The most exquisitely graceful phenomenon I’ve ever seen in nature is the flight of a hovering kite falling gently to earth from 100 meters above the fields. Unlike its distant cousin, the peregrine falcon, kites don’t dive bomb from extraordinary heights to punch their prey out of the sky, but scan the ground for mice or rabbits, and attack with silent stealth.
Kites hover for 20 seconds or more, and then fly a short distance and hover in place again, flapping their wings in a quick but seemingly effortless motion as they scan the ground for prey. After moving across the field in this manner for a short distance, they tuck their wings back in a ‘V’ shape and parachute to the ground when they spot prey.
At the creek that used to run along the edge of town, I would often stand in silence and awe after a meditation and watch kites perform their sublime search pattern over the fields.
The kites are gone now, their habitat destroyed by a sprawling multi-purpose “development” on the fields that were their hunting ground just two years ago.
The entire project is the ugliest architectural plan you can imagine. Everything, from the first structure—a new courthouse that looks like three architects threw their competing and contradictory ideas together—to apartments and warehouses, has been done in a cheap, retro-industrial style.
I mourn for the kites, coyotes, long-eared rabbits, pheasant, quail and even the rattlesnakes that I encountered here a decade ago.
Man, dominated by symbolic thought rather than the master of it, is destroying the Earth. There’s been a reduction of three billion birds in the last 30 or 40 years in North America alone. Humankind urgently needs a revolution in consciousness.
The entire movement of thought spontaneously stops through passive awareness gathering undirected attention. When thought ends, time ends, for there is no time without thought, only unfolding and flowering.
The ending of thought in undirected attention
renews one’s spirit and enlarges one’s heart. Living in terms of a continuous chain of thought, self and time suffocates the spirit. However by learning how to die to thought every day we learn how to truly live.
Clearly, the evolution of ‘higher thought’ is both a necessary precondition for experiencing the awareness of the universe, and a tremendous impediment to it. This is the dilemma of man, and it is probably shared by all potentially intelligent species, wherever they evolve in the universe.
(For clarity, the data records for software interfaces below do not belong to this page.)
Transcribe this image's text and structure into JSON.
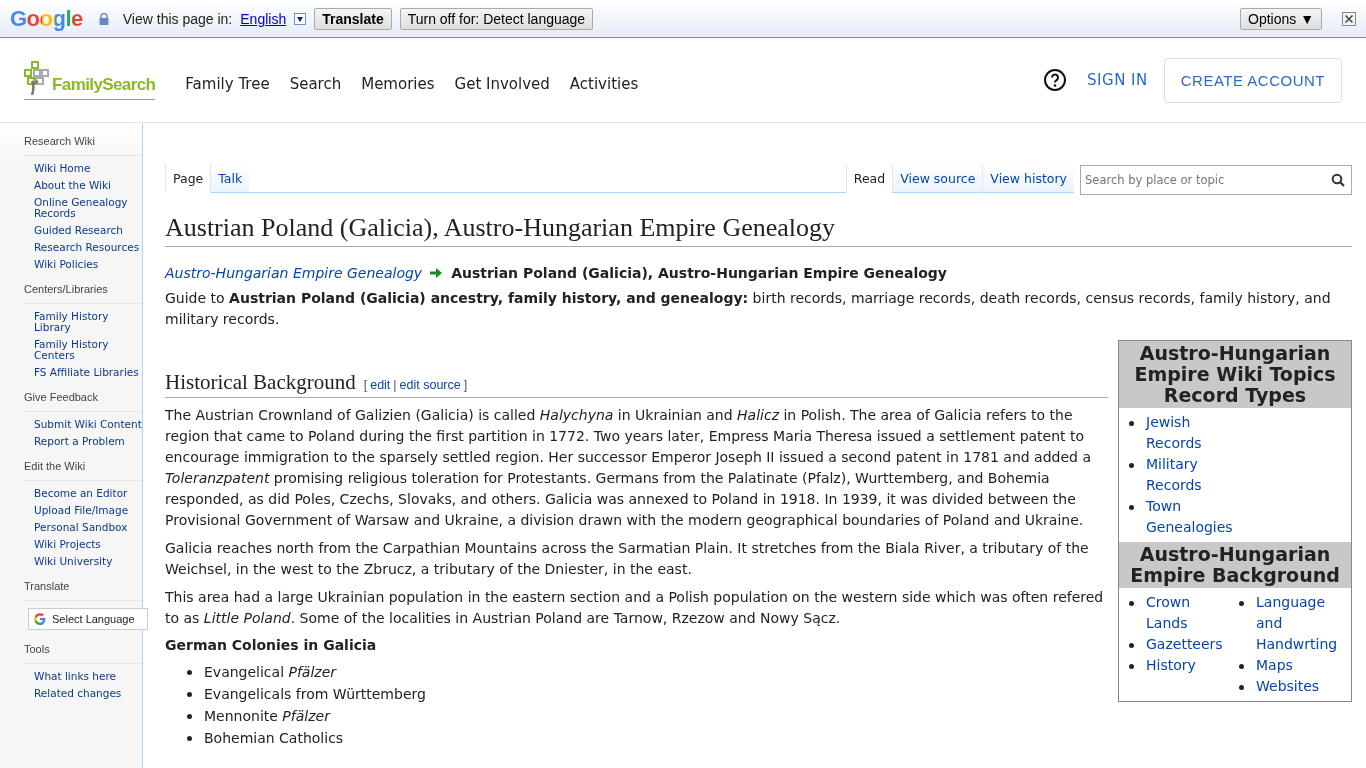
{
  "translate_bar": {
    "logo": "Google",
    "label": "View this page in:",
    "language": "English",
    "buttons": [
      "Translate",
      "Turn off for: Detect language"
    ],
    "options": "Options ▼"
  },
  "header": {
    "logo_text": "FamilySearch",
    "nav": [
      "Family Tree",
      "Search",
      "Memories",
      "Get Involved",
      "Activities"
    ],
    "sign_in": "SIGN IN",
    "create_account": "CREATE ACCOUNT"
  },
  "sidebar": {
    "sections": [
      {
        "heading": "Research Wiki",
        "items": [
          "Wiki Home",
          "About the Wiki",
          "Online Genealogy Records",
          "Guided Research",
          "Research Resources",
          "Wiki Policies"
        ]
      },
      {
        "heading": "Centers/Libraries",
        "items": [
          "Family History Library",
          "Family History Centers",
          "FS Affiliate Libraries"
        ]
      },
      {
        "heading": "Give Feedback",
        "items": [
          "Submit Wiki Content",
          "Report a Problem"
        ]
      },
      {
        "heading": "Edit the Wiki",
        "items": [
          "Become an Editor",
          "Upload File/Image",
          "Personal Sandbox",
          "Wiki Projects",
          "Wiki University"
        ]
      },
      {
        "heading": "Translate",
        "widget": "Select Language"
      },
      {
        "heading": "Tools",
        "items": [
          "What links here",
          "Related changes"
        ]
      }
    ]
  },
  "page_tabs": [
    {
      "label": "Page",
      "selected": true
    },
    {
      "label": "Talk",
      "selected": false
    }
  ],
  "view_tabs": [
    {
      "label": "Read",
      "selected": true
    },
    {
      "label": "View source",
      "selected": false
    },
    {
      "label": "View history",
      "selected": false
    }
  ],
  "search": {
    "placeholder": "Search by place or topic"
  },
  "article": {
    "title": "Austrian Poland (Galicia), Austro-Hungarian Empire Genealogy",
    "breadcrumb": {
      "parent": "Austro-Hungarian Empire Genealogy",
      "current": "Austrian Poland (Galicia), Austro-Hungarian Empire Genealogy"
    },
    "intro": "Guide to **Austrian Poland (Galicia) ancestry, family history, and genealogy:** birth records, marriage records, death records, census records, family history, and military records.",
    "section": {
      "heading": "Historical Background",
      "edit_links": [
        {
          "kind": "mark",
          "text": "["
        },
        {
          "kind": "link",
          "text": "edit"
        },
        {
          "kind": "mark",
          "text": "|"
        },
        {
          "kind": "link",
          "text": "edit source"
        },
        {
          "kind": "mark",
          "text": "]"
        }
      ],
      "paragraphs": [
        "The Austrian Crownland of Galizien (Galicia) is called *Halychyna* in Ukrainian and *Halicz* in Polish. The area of Galicia refers to the region that came to Poland during the first partition in 1772. Two years later, Empress Maria Theresa issued a settlement patent to encourage immigration to the sparsely settled region. Her successor Emperor Joseph II issued a second patent in 1781 and added a *Toleranzpatent* promising religious toleration for Protestants. Germans from the Palatinate (Pfalz), Wurttemberg, and Bohemia responded, as did Poles, Czechs, Slovaks, and others. Galicia was annexed to Poland in 1918. In 1939, it was divided between the Provisional Government of Warsaw and Ukraine, a division drawn with the modern geographical boundaries of Poland and Ukraine.",
        "Galicia reaches north from the Carpathian Mountains across the Sarmatian Plain. It stretches from the Biala River, a tributary of the Weichsel, in the west to the Zbrucz, a tributary of the Dniester, in the east.",
        "This area had a large Ukrainian population in the eastern section and a Polish population on the western side which was often refered to as *Little Poland*. Some of the localities in Austrian Poland are Tarnow, Rzezow and Nowy Sącz."
      ],
      "subheading": "German Colonies in Galicia",
      "list": [
        "Evangelical *Pfälzer*",
        "Evangelicals from Württemberg",
        "Mennonite *Pfälzer*",
        "Bohemian Catholics"
      ]
    }
  },
  "infobox": {
    "sections": [
      {
        "heading": "Austro-Hungarian Empire Wiki Topics Record Types",
        "columns": [
          [
            "Jewish Records",
            "Military Records",
            "Town Genealogies"
          ]
        ]
      },
      {
        "heading": "Austro-Hungarian Empire Background",
        "columns": [
          [
            "Crown Lands",
            "Gazetteers",
            "History"
          ],
          [
            "Language and Handwrting",
            "Maps",
            "Websites"
          ]
        ]
      }
    ]
  }
}
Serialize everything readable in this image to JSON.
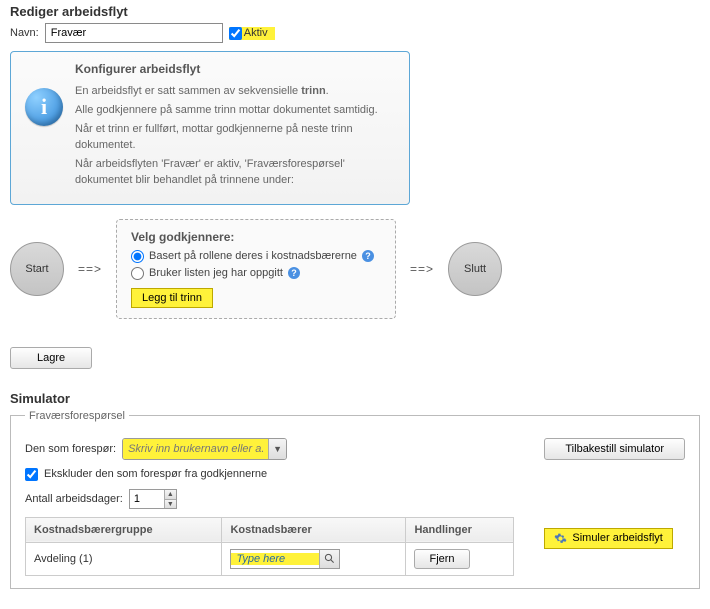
{
  "page": {
    "title": "Rediger arbeidsflyt",
    "name_label": "Navn:",
    "name_value": "Fravær",
    "active_label": "Aktiv"
  },
  "info": {
    "heading": "Konfigurer arbeidsflyt",
    "p1a": "En arbeidsflyt er satt sammen av sekvensielle ",
    "p1b_strong": "trinn",
    "p1c": ".",
    "p2": "Alle godkjennere på samme trinn mottar dokumentet samtidig.",
    "p3": "Når et trinn er fullført, mottar godkjennerne på neste trinn dokumentet.",
    "p4": "Når arbeidsflyten 'Fravær' er aktiv, 'Fraværsforespørsel' dokumentet blir behandlet på trinnene under:"
  },
  "flow": {
    "start": "Start",
    "end": "Slutt",
    "arrow": "==>"
  },
  "approvers": {
    "heading": "Velg godkjennere:",
    "opt1": "Basert på rollene deres i kostnadsbærerne",
    "opt2": "Bruker listen jeg har oppgitt",
    "add_step": "Legg til trinn"
  },
  "buttons": {
    "save": "Lagre",
    "reset_sim": "Tilbakestill simulator",
    "simulate": "Simuler arbeidsflyt",
    "remove": "Fjern"
  },
  "simulator": {
    "title": "Simulator",
    "legend": "Fraværsforespørsel",
    "requester_label": "Den som forespør:",
    "requester_placeholder": "Skriv inn brukernavn eller a...",
    "exclude_label": "Ekskluder den som forespør fra godkjennerne",
    "days_label": "Antall arbeidsdager:",
    "days_value": "1",
    "table": {
      "headers": [
        "Kostnadsbærergruppe",
        "Kostnadsbærer",
        "Handlinger"
      ],
      "row1_group": "Avdeling (1)",
      "type_here": "Type here"
    }
  }
}
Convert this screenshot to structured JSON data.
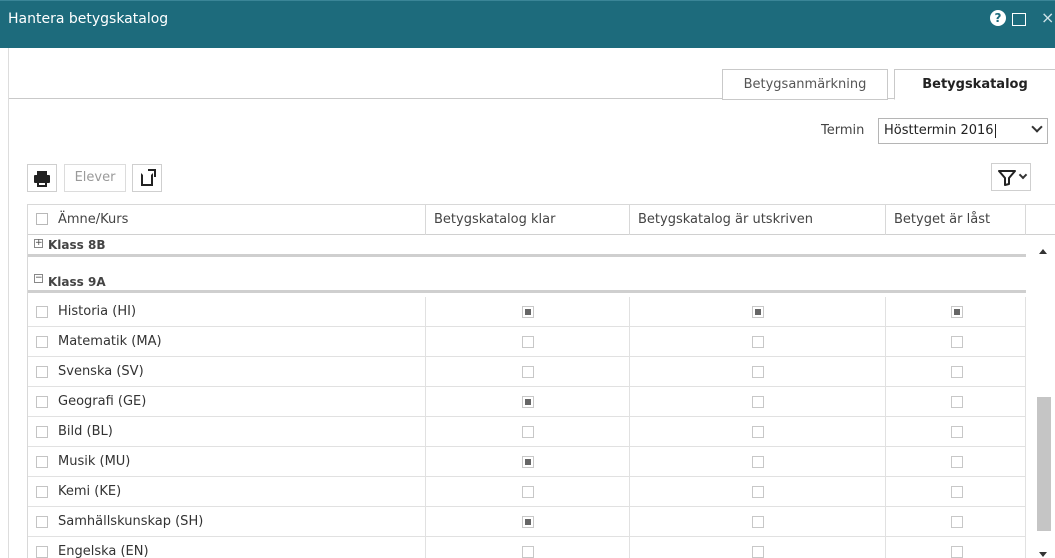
{
  "window": {
    "title": "Hantera betygskatalog",
    "help_icon": "?",
    "close_icon": "×"
  },
  "tabs": [
    {
      "label": "Betygsanmärkning",
      "active": false
    },
    {
      "label": "Betygskatalog",
      "active": true
    }
  ],
  "term": {
    "label": "Termin",
    "value": "Hösttermin 2016"
  },
  "toolbar": {
    "print_icon": "printer-icon",
    "elever_label": "Elever",
    "export_icon": "export-icon",
    "filter_icon": "filter-icon"
  },
  "grid": {
    "columns": [
      "Ämne/Kurs",
      "Betygskatalog klar",
      "Betygskatalog är utskriven",
      "Betyget är låst"
    ],
    "groups": [
      {
        "toggle": "+",
        "label": "Klass 8B",
        "expanded": false
      },
      {
        "toggle": "−",
        "label": "Klass 9A",
        "expanded": true
      }
    ],
    "rows": [
      {
        "name": "Historia (HI)",
        "klar": true,
        "utskriven": true,
        "last": true
      },
      {
        "name": "Matematik (MA)",
        "klar": false,
        "utskriven": false,
        "last": false
      },
      {
        "name": "Svenska (SV)",
        "klar": false,
        "utskriven": false,
        "last": false
      },
      {
        "name": "Geografi (GE)",
        "klar": true,
        "utskriven": false,
        "last": false
      },
      {
        "name": "Bild (BL)",
        "klar": false,
        "utskriven": false,
        "last": false
      },
      {
        "name": "Musik (MU)",
        "klar": true,
        "utskriven": false,
        "last": false
      },
      {
        "name": "Kemi (KE)",
        "klar": false,
        "utskriven": false,
        "last": false
      },
      {
        "name": "Samhällskunskap (SH)",
        "klar": true,
        "utskriven": false,
        "last": false
      },
      {
        "name": "Engelska (EN)",
        "klar": false,
        "utskriven": false,
        "last": false
      }
    ]
  },
  "colors": {
    "titlebar": "#1d6b7c",
    "check_fill": "#666666"
  }
}
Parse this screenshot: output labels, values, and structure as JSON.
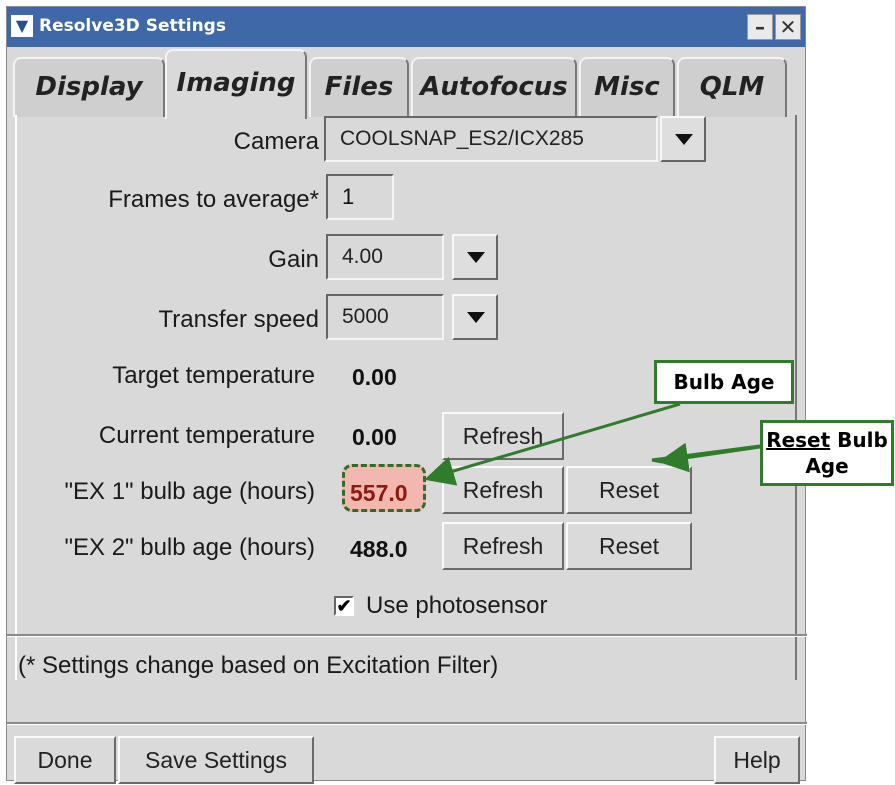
{
  "window": {
    "title": "Resolve3D Settings",
    "menu_icon": "chevron-down-icon",
    "minimize_icon": "minimize-icon",
    "close_icon": "close-icon"
  },
  "tabs": [
    {
      "label": "Display"
    },
    {
      "label": "Imaging",
      "active": true
    },
    {
      "label": "Files"
    },
    {
      "label": "Autofocus"
    },
    {
      "label": "Misc"
    },
    {
      "label": "QLM"
    }
  ],
  "form": {
    "camera_label": "Camera",
    "camera_value": "COOLSNAP_ES2/ICX285",
    "frames_label": "Frames to average*",
    "frames_value": "1",
    "gain_label": "Gain",
    "gain_value": "4.00",
    "transfer_label": "Transfer speed",
    "transfer_value": "5000",
    "target_temp_label": "Target temperature",
    "target_temp_value": "0.00",
    "current_temp_label": "Current temperature",
    "current_temp_value": "0.00",
    "ex1_label": "\"EX 1\" bulb age (hours)",
    "ex1_value": "557.0",
    "ex2_label": "\"EX 2\" bulb age (hours)",
    "ex2_value": "488.0",
    "refresh_label": "Refresh",
    "reset_label": "Reset",
    "photosensor_label": "Use photosensor",
    "photosensor_checked": true,
    "note": "(* Settings change based on Excitation Filter)"
  },
  "footer": {
    "done": "Done",
    "save": "Save Settings",
    "help": "Help"
  },
  "annotations": {
    "bulb_age": "Bulb Age",
    "reset_underlined": "Reset",
    "reset_rest_line1": " Bulb",
    "reset_rest_line2": "Age",
    "color": "#2f7d2a",
    "highlight_color": "#f2b8b0"
  }
}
Humans are bringing about only the Sixth Mass Extinction in the history of life on earth. Think on it: In three and a half billion years of life, a sentient species that evolved within the web of life on Earth is extinguishing animals and plants at a rate last seen when a meteor struck the planet and wiped out the dinosaurs!
The crisis of consciousness is therefore not just a human conundrum, but a cosmic one. It goes beyond the misnomer of the “Anthropocene Age,” beyond the rather ridiculous question of whether life exists anywhere else amongst the billions of galaxies, to the deepest existential and philosophical questions of potentially intelligent life.
How can one species, which evolved along the same lines as all other species, have so much destructive power? Is symbolic thought a mistake of evolution, or is it a stage through which some sentient species pass, and others do not?
I propose that wherever species possessing symbolic thought attaining high science and sophisticated technology evolve, they are either transformed in the crucible of thought’s increasing fragmentation, or they fail to make the transition and go out with a bang or a whimper. Though many have lost faith in humanity, we still have the chance, individually and collectively, to grow in self-understanding and live in harmony with our planet, and by extension, the cosmos.
On our present and ancient course however, we remain incorrigibly divisive, fragmenting the Earth all to hell and driving half of our fellow creatures to extinction. Yet smart dummies sell the idea that humanity’s hope lies in finding “Earth 2.o.”
We have to presume that humankind is standing at an ultimate crossroads. The window of opportunity to change course, in our age at least, is closing. Yet there is an astounding lack of urgency. We are humankind, and cannot separate ourselves from the human crisis as so many are doing.
I feel the universe, and the intelligence that permeates it, wants us to make the transition from cunning apes to true Homo sapiens—wise human beings. But only the living generations, by growing into undivided human beings, can change the course of man.